A new documentary film has revealed the "completely unknown" story of six Chinese men who survived the sinking of the Titanic and adds a new chapter to the history of the world's most famous ship.
With Oscar-winning director James Cameron as executive producer, "The Six" has earned glowing reviews in China and at one point trended on the country's Twitter-like Weibo after its release on Friday.
Director Arthur Jones hopes it will have the same impact when it is screened overseas and finally dispel myths that have endured for more than a century.
For the Briton and lead researcher Steven Schwankert, "The Six" gives a voice, life and faces to a small band of Chinese men who were among about 700 people to survive the Titanic's sinking in 1912.
Jones said that a painstaking project stretched over several countries and years began as little more than a joke between the long-time friends, both of whom are based in China.
"Steven came to me and said that we should do the Chinese Titanic story with the Chinese guys who were on the Titanic," Jones, 47, told AFP at his studio in Shanghai.
"I thought he was joking because I thought it was just one of those things that we would laugh about.
"I looked it up, and it was true. But initially my thought was: I don't know if the world needs another Titanic film or another Titanic documentary."
Jones said they knew they were onto something when they mentioned it to Chinese friends.
"They were just amazed that there's this completely unknown story from Titanic, it just seemed an extraordinary thing," he said.
- Last survivor -
"The Six" sees Schwankert and his fellow researchers pore over archives and meet descendants across continents as they try to piece together what happened to the men after surviving the most famous sinking of all time.
"It became fairly epic in terms of the research," said Jones.
Eight Chinese were aboard the fateful vessel, in third class, when it sank after hitting an iceberg. Six, most of them sailors but not working on the Titanic, made it out alive on life rafts.
Cameron, who won best director and best picture at the Oscars for his 1997 smash-hit "Titanic", was fully supportive of the documentary and allowed Jones to show a scene which was not included in the cinema version of the blockbuster.
In the cut scene, an Asian-looking man hanging on for life on a piece of wood is plucked from the freezing water, perhaps becoming the last person to be saved.

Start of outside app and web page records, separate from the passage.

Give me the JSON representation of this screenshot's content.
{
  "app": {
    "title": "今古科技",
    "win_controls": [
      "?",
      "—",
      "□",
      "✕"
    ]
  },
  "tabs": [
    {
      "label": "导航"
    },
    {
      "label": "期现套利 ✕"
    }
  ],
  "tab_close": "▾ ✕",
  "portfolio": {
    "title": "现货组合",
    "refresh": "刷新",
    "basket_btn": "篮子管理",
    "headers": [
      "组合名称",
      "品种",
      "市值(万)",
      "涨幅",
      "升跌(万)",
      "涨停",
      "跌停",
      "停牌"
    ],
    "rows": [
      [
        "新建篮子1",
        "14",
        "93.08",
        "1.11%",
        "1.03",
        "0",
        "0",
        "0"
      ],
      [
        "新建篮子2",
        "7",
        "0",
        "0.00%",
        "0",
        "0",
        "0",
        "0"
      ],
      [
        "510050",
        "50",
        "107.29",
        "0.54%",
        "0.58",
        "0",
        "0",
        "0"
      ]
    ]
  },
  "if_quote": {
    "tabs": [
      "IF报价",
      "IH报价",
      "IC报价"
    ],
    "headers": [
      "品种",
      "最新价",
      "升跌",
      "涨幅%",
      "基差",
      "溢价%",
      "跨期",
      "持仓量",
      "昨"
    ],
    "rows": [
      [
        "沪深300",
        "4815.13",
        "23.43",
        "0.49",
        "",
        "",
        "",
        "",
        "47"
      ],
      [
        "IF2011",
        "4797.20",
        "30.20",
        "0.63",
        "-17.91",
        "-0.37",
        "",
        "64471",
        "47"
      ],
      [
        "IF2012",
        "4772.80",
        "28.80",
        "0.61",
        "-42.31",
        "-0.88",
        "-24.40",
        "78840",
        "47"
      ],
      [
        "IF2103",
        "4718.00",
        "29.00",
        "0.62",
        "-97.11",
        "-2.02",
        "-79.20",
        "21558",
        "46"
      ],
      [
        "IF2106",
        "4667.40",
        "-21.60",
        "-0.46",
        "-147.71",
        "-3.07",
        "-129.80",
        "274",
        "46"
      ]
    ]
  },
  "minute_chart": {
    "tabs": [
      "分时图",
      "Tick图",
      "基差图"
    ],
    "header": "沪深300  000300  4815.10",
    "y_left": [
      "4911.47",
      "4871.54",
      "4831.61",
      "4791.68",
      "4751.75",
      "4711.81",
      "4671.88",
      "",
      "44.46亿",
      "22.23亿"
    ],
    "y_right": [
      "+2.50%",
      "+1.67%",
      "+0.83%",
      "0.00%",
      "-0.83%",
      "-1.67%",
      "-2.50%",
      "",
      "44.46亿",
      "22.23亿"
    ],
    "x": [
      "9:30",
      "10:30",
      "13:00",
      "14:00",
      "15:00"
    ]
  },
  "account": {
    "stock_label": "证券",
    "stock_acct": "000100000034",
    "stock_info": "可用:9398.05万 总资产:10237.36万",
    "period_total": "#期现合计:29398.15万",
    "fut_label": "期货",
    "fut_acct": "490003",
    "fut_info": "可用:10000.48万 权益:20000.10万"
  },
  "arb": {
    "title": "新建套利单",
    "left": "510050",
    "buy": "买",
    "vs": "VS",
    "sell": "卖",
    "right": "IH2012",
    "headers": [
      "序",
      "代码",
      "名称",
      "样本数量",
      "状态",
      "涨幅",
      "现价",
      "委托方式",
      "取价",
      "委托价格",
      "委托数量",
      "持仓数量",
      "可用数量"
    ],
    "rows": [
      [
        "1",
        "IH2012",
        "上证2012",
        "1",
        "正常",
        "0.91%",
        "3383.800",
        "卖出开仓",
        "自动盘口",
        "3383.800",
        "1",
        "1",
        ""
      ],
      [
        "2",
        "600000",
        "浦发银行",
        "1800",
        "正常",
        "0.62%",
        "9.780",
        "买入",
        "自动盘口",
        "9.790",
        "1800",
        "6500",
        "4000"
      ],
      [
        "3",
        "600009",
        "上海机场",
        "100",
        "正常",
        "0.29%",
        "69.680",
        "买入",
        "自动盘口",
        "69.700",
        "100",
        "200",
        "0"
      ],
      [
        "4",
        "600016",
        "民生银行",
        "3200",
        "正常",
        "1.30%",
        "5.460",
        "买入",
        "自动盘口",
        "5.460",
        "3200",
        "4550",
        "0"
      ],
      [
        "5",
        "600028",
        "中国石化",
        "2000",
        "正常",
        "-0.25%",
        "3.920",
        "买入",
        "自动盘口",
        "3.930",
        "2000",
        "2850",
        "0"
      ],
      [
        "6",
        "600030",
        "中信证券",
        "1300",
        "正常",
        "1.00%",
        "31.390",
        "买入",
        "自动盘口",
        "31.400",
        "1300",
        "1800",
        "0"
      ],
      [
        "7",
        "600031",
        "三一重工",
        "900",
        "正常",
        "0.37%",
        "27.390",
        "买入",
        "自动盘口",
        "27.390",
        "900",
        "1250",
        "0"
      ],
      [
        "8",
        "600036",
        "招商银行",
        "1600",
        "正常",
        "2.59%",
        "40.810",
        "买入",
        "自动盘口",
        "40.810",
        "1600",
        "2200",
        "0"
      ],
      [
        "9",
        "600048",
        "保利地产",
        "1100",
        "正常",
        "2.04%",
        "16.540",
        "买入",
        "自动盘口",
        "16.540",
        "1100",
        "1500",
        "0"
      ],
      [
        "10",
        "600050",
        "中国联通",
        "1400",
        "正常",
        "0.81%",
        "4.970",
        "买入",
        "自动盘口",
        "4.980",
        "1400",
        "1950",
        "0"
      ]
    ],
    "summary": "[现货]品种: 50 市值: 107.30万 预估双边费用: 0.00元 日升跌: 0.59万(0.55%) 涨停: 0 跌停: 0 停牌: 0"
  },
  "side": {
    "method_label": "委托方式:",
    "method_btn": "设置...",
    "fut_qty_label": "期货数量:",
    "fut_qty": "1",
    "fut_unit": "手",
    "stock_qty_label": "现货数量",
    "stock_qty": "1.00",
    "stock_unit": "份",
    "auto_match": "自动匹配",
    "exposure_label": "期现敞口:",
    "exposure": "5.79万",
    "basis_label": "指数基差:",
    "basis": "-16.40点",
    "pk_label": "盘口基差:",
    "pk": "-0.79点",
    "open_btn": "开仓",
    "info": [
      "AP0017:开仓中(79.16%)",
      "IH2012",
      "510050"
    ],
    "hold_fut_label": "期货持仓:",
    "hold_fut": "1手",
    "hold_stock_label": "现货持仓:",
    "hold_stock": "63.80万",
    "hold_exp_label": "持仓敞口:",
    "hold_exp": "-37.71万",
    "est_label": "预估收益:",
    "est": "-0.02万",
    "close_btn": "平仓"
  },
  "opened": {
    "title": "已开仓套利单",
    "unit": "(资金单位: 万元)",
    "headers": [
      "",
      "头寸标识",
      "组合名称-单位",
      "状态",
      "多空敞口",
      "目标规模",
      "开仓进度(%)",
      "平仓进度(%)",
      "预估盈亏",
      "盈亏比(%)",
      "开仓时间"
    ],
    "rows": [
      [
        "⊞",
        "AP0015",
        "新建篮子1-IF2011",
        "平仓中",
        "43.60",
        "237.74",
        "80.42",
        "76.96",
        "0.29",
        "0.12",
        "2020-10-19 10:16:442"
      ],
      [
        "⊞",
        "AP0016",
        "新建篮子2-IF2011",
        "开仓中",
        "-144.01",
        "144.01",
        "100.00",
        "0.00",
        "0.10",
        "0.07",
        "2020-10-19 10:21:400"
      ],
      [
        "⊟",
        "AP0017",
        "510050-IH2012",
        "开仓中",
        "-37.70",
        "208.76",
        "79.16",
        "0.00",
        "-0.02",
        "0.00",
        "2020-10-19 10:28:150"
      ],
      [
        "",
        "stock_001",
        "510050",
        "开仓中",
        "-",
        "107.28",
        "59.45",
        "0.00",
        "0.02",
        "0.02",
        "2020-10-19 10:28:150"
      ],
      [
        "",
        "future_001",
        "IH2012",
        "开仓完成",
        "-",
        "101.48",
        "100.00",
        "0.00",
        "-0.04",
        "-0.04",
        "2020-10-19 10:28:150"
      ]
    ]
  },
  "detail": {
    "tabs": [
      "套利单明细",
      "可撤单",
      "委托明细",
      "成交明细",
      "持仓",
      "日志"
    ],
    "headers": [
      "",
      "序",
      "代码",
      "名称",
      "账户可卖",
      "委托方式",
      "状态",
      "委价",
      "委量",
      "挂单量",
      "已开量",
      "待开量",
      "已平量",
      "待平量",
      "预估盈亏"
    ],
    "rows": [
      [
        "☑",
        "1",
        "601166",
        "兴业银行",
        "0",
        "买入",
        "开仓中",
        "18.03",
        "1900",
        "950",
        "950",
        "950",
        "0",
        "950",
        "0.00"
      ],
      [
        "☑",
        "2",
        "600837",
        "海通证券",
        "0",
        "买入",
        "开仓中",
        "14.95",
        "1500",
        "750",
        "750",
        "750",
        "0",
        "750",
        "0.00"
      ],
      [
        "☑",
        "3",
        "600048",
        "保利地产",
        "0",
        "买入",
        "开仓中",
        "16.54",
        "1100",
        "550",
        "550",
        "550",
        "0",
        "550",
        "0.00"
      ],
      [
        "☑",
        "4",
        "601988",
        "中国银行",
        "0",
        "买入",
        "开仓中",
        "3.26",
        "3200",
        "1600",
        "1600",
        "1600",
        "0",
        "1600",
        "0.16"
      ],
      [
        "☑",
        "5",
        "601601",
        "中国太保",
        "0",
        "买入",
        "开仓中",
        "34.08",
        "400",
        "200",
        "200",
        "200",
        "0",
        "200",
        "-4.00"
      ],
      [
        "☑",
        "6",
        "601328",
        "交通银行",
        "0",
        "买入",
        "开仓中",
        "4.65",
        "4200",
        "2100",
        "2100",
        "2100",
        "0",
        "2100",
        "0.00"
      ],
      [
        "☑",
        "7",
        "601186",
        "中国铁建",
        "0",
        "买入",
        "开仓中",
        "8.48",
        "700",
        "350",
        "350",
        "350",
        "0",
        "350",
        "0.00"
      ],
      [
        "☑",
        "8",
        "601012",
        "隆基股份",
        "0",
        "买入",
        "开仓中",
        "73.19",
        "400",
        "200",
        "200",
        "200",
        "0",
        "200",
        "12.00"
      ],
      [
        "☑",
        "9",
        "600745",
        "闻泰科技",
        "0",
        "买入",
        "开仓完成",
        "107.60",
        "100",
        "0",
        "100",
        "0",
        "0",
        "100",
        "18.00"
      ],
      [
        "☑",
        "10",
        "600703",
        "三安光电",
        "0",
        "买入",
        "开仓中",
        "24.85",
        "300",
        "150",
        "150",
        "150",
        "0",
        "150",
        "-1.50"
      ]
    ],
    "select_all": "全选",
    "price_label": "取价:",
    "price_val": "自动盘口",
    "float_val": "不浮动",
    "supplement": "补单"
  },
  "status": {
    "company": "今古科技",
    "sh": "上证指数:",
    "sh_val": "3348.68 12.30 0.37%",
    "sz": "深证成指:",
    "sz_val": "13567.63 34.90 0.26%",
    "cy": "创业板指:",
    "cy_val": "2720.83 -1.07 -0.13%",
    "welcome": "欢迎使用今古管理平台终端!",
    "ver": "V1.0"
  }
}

When Schwankert and his team tracked down the man's son in real life, it turned out that he knew almost nothing of what his late father had endured because he never really spoke about it.
As they delved further into what became of the six men, word spread of their project, drawing more people to come forward with information. Even now fresh details are coming to light.
- Parallels with today -
A strong element of the film is the prejudice that Chinese immigrant workers like the seamen faced as they sought new lives in the West.
The Chinese Exclusion Act of 1882 prohibited Chinese labourers from the United States, slamming the door on their "American Dream". The men arrived in New York with the other survivors but were shipped out of the country less than 24 hours later.
The parallels between anti-Asian sentiment then and now, in particular in the United States, are not lost on Jones and Schwankert.
"People -- whether it's in the United States, Canada, the United Kingdom or anywhere else -- didn't suddenly develop these negative feelings in the last two or three months," Schwankert, 50, said by video call from Luoyang, in the central province of Henan.
"These are deep-seated problems."
The film also debunks claims that the Chinese men sneaked onto the lifeboat that saved them by disguising themselves as women or hiding on the raft.
Chinese viewers are happy that their countrymen's true survival story has now been told.
"Above anything else, audiences here are saying thank you for filling in this little bit of unwritten history, or maybe badly written history," Jones said.
FROM THE ARCHIVES